PM stands for particulate matter, the term for a mixture of solid particles and liquid droplets found in the air. Particulate matter includes: PM 2.5 (fine inhalable particles), with an aerodynamic diameter of 2.5 micrometers or less; PM 10 (inhalable particles), with a diameter of 10 micrometers or less; and coarse particles, with a diameter of 10 – 25 micrometers.
The width of PM2.5 particles is about 1/25 of a diameter of a single human hair. PM 2.5 particles are fine inhalable particles, invisible to the naked eye, which can get past nose hairs into the lungs. PM 2.5 particles come from 2 major sources: primary particles from natural sources, such as dust and dirt from the ground, soil, and agricultural fields, and wildfires; and secondary particles from combustion emissions, fossil fuel power stations, industrial plants, construction sites, landfill burning, and outdoor burning. PM 2.5 particles can be found floating in the air for days and weeks and can travel over the distance of 100 – 1,000 kilometers depending on various factors such as: 1) wind speed; 2) atmospheric pressure; 3) humidity; 4) weather condition; 5) emission source; and 6) particle size. PM 2.5 particles may enter the respiratory system, into the lungs, the bloodstream, and reach nearly every organ of the body, risk causing various chronic illnesses, including cancer.
The most effective PM 2.5 management is to reduce particle emission from the source, such as reducing outdoor burning, and using alternative fuels, which could impact both the way of life and the economy. Thus, it will require cooperation from both the public and the private sectors to work together for a sustainable pollution management.
Simple steps you can take to reduce PM 2.5 exposure are: wear a facemask; limit your outdoor activities; and when you arrive home, perform nasal irrigation using 0.9% normal saline solution to flush out dust, excess mucus, bacteria, and allergens while moisturizing the nasal cavity for a better breathing through the nose.

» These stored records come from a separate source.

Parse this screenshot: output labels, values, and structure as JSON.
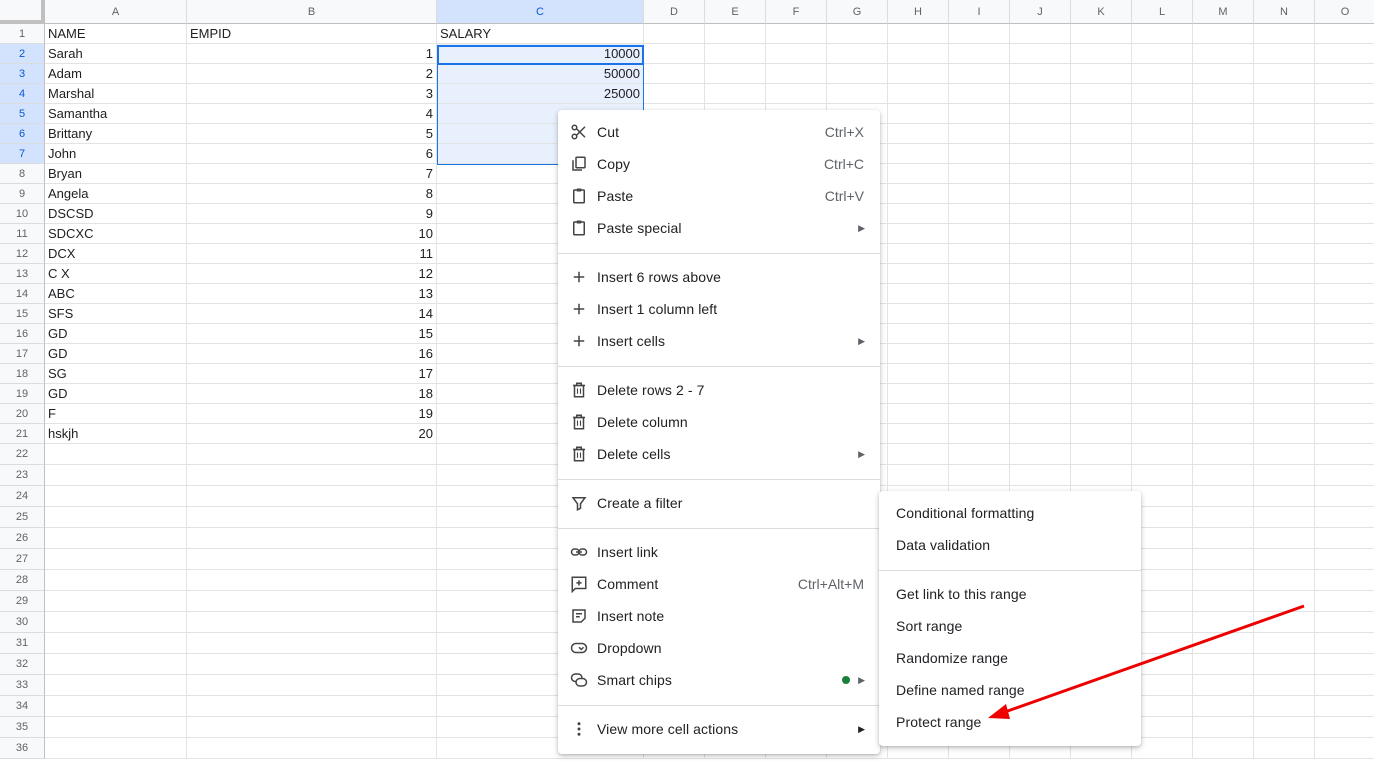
{
  "columns": [
    "A",
    "B",
    "C",
    "D",
    "E",
    "F",
    "G",
    "H",
    "I",
    "J",
    "K",
    "L",
    "M",
    "N",
    "O"
  ],
  "selected_column": "C",
  "selected_rows": [
    2,
    3,
    4,
    5,
    6,
    7
  ],
  "row_count": 36,
  "headers": {
    "A": "NAME",
    "B": "EMPID",
    "C": "SALARY"
  },
  "rows": [
    {
      "name": "Sarah",
      "empid": "1",
      "salary": "10000"
    },
    {
      "name": "Adam",
      "empid": "2",
      "salary": "50000"
    },
    {
      "name": "Marshal",
      "empid": "3",
      "salary": "25000"
    },
    {
      "name": "Samantha",
      "empid": "4",
      "salary": ""
    },
    {
      "name": "Brittany",
      "empid": "5",
      "salary": ""
    },
    {
      "name": "John",
      "empid": "6",
      "salary": ""
    },
    {
      "name": "Bryan",
      "empid": "7",
      "salary": ""
    },
    {
      "name": "Angela",
      "empid": "8",
      "salary": ""
    },
    {
      "name": "DSCSD",
      "empid": "9",
      "salary": ""
    },
    {
      "name": "SDCXC",
      "empid": "10",
      "salary": ""
    },
    {
      "name": "DCX",
      "empid": "11",
      "salary": ""
    },
    {
      "name": "C X",
      "empid": "12",
      "salary": ""
    },
    {
      "name": "ABC",
      "empid": "13",
      "salary": ""
    },
    {
      "name": "SFS",
      "empid": "14",
      "salary": ""
    },
    {
      "name": "GD",
      "empid": "15",
      "salary": ""
    },
    {
      "name": "GD",
      "empid": "16",
      "salary": ""
    },
    {
      "name": "SG",
      "empid": "17",
      "salary": ""
    },
    {
      "name": "GD",
      "empid": "18",
      "salary": ""
    },
    {
      "name": "F",
      "empid": "19",
      "salary": ""
    },
    {
      "name": "hskjh",
      "empid": "20",
      "salary": ""
    }
  ],
  "context_menu": {
    "cut": {
      "label": "Cut",
      "shortcut": "Ctrl+X"
    },
    "copy": {
      "label": "Copy",
      "shortcut": "Ctrl+C"
    },
    "paste": {
      "label": "Paste",
      "shortcut": "Ctrl+V"
    },
    "paste_special": {
      "label": "Paste special"
    },
    "insert_rows": {
      "label": "Insert 6 rows above"
    },
    "insert_column": {
      "label": "Insert 1 column left"
    },
    "insert_cells": {
      "label": "Insert cells"
    },
    "delete_rows": {
      "label": "Delete rows 2 - 7"
    },
    "delete_column": {
      "label": "Delete column"
    },
    "delete_cells": {
      "label": "Delete cells"
    },
    "create_filter": {
      "label": "Create a filter"
    },
    "insert_link": {
      "label": "Insert link"
    },
    "comment": {
      "label": "Comment",
      "shortcut": "Ctrl+Alt+M"
    },
    "insert_note": {
      "label": "Insert note"
    },
    "dropdown": {
      "label": "Dropdown"
    },
    "smart_chips": {
      "label": "Smart chips"
    },
    "view_more": {
      "label": "View more cell actions"
    }
  },
  "more_menu": {
    "conditional_formatting": "Conditional formatting",
    "data_validation": "Data validation",
    "get_link": "Get link to this range",
    "sort_range": "Sort range",
    "randomize_range": "Randomize range",
    "define_named_range": "Define named range",
    "protect_range": "Protect range"
  },
  "colors": {
    "selection": "#1a73e8",
    "highlight": "#e00000",
    "smart_chip_dot": "#188038"
  }
}
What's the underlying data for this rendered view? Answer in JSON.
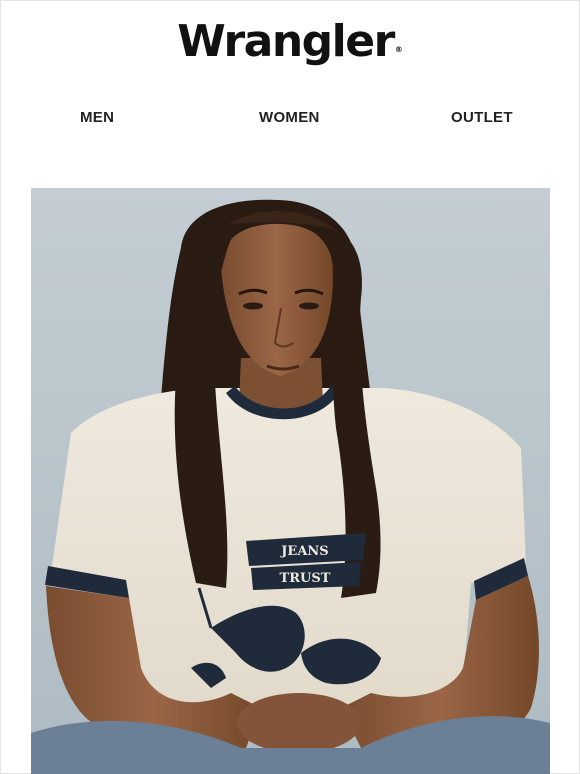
{
  "header": {
    "brand": "Wrangler",
    "registered_mark": "®"
  },
  "nav": {
    "items": [
      "MEN",
      "WOMEN",
      "OUTLET"
    ]
  },
  "hero": {
    "shirt_graphic_text": [
      "JEANS",
      "TRUST"
    ],
    "colors": {
      "sky": "#b9c4cb",
      "shirt": "#ece6da",
      "trim": "#1f2a3a",
      "hair": "#2a1b12",
      "skin": "#8a5a3c",
      "denim": "#6b7f96"
    }
  }
}
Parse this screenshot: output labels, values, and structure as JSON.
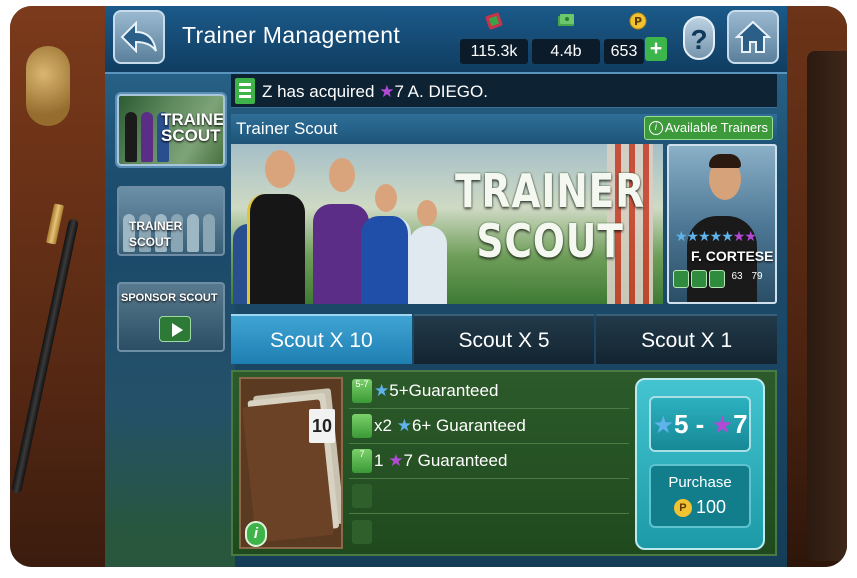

- White Paper, Clean Air Network, Thailand ,National Health Office
- Impact of pm2.52 and dust removal in northern Thailand, The Association of Researchers of Thailand,Vol. 25 Issue 1 January-April 2020